Items from an interface collection >>

•••

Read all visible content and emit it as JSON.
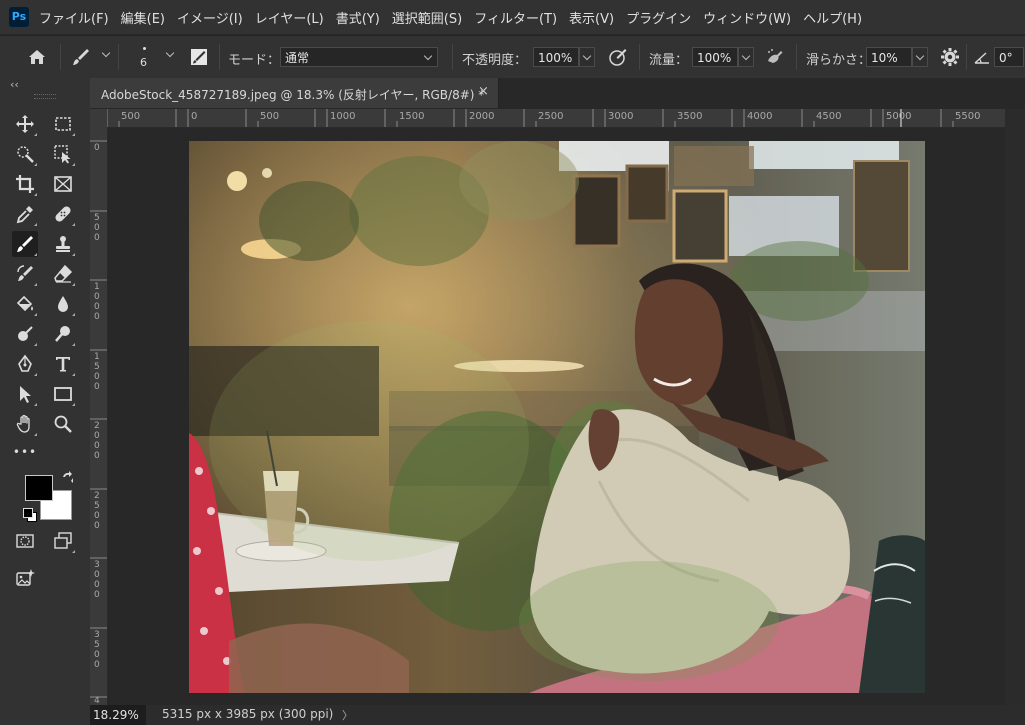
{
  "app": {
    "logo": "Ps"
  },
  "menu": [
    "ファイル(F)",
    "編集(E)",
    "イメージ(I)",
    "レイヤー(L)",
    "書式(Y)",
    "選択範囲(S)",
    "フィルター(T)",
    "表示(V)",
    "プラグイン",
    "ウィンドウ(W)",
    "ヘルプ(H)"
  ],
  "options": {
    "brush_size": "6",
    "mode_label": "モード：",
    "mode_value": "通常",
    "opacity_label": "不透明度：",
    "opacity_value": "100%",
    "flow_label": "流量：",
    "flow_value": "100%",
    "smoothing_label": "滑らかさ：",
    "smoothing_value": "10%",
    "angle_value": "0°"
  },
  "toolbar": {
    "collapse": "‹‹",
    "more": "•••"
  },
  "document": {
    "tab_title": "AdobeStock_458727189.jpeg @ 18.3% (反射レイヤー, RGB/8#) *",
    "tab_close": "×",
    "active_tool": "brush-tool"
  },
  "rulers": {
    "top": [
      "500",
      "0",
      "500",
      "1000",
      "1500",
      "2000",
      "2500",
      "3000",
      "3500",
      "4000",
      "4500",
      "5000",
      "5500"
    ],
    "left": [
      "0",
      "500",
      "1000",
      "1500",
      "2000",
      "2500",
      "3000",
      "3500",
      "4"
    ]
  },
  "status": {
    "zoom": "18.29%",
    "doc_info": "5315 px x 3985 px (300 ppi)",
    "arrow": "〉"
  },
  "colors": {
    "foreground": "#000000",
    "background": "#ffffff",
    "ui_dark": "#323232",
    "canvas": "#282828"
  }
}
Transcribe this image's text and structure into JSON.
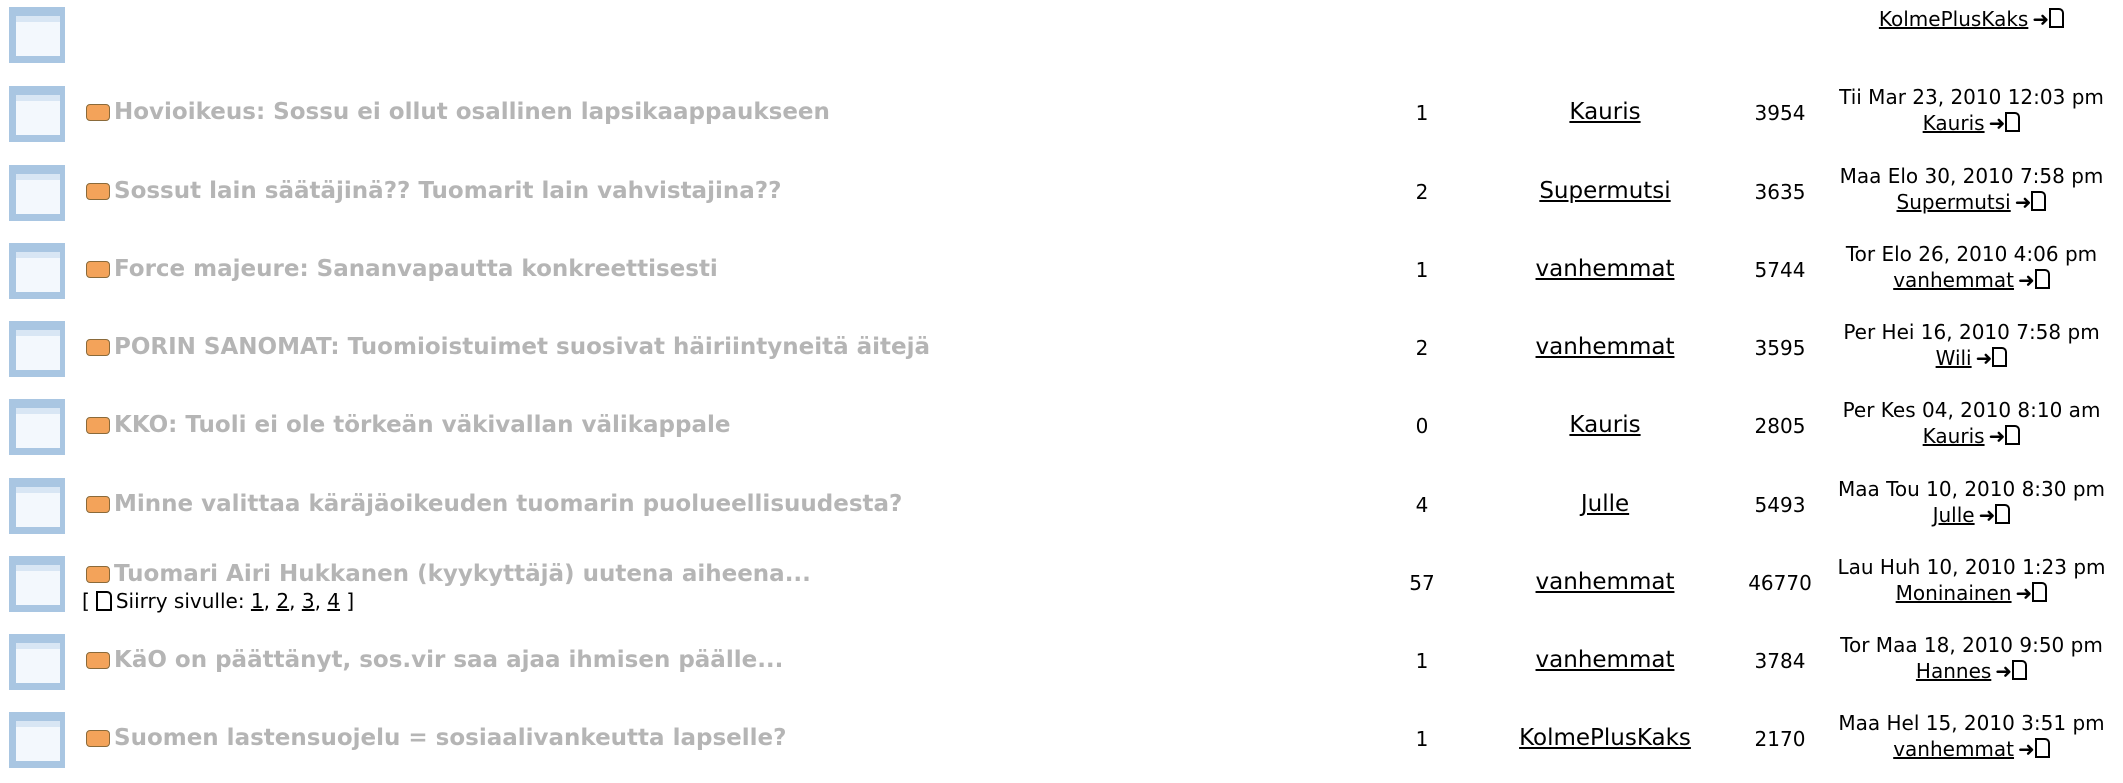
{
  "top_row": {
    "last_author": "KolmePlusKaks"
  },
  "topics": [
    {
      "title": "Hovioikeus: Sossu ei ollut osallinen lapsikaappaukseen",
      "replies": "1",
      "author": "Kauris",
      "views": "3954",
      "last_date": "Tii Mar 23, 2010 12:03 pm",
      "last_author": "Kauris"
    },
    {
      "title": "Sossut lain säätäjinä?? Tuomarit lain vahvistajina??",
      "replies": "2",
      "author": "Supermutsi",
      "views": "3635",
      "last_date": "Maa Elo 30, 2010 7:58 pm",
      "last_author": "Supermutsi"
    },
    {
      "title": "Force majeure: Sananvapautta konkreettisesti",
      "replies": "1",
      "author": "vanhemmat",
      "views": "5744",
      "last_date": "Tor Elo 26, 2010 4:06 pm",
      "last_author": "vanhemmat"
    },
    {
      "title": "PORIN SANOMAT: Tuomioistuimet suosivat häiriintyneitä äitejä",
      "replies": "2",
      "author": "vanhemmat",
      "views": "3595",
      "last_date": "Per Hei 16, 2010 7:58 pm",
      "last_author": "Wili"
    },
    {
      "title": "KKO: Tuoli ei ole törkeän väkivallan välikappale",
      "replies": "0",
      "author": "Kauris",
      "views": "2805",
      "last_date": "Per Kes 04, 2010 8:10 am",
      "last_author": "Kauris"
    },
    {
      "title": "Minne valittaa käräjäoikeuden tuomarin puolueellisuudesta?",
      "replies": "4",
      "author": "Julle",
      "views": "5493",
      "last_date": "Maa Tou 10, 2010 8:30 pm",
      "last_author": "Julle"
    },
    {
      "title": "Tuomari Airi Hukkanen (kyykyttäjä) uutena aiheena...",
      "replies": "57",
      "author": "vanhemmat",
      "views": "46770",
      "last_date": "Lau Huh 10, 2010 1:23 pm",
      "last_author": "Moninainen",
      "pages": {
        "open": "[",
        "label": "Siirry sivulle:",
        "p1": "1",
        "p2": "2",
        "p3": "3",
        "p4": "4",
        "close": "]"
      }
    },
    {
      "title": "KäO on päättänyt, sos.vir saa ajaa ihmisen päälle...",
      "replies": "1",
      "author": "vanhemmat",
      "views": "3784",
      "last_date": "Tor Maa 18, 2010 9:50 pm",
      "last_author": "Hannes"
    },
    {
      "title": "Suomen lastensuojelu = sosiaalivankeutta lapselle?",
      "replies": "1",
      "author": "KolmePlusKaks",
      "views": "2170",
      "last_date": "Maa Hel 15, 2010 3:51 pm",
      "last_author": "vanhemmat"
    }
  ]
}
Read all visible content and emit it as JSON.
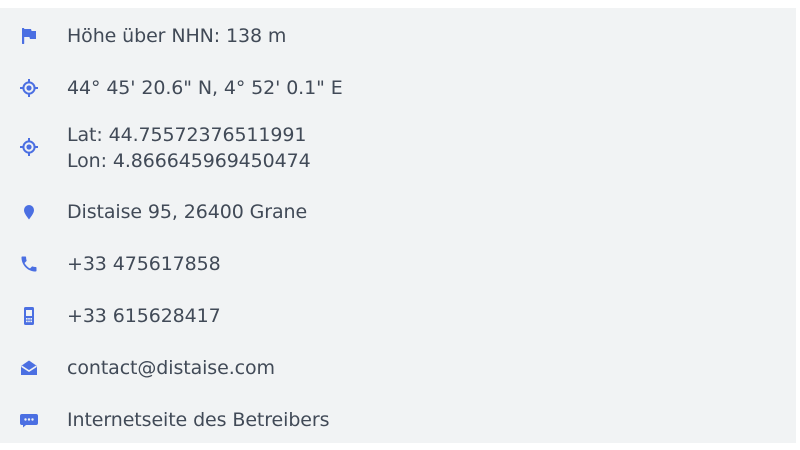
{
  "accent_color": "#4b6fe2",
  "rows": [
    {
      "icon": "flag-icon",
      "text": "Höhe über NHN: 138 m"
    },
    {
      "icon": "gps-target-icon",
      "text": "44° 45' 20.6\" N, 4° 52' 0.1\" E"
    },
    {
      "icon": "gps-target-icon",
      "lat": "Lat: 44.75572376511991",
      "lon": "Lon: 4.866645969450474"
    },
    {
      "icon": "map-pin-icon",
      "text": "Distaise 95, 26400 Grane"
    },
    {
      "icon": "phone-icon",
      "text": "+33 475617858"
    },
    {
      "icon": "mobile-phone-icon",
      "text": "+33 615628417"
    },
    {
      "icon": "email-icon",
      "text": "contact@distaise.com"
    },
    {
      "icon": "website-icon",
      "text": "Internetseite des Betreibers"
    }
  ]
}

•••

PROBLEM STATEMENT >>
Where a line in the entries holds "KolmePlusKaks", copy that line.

OUTPUT OF THE TASK >>
    "last_author": "KolmePlusKaks"
      "author": "KolmePlusKaks",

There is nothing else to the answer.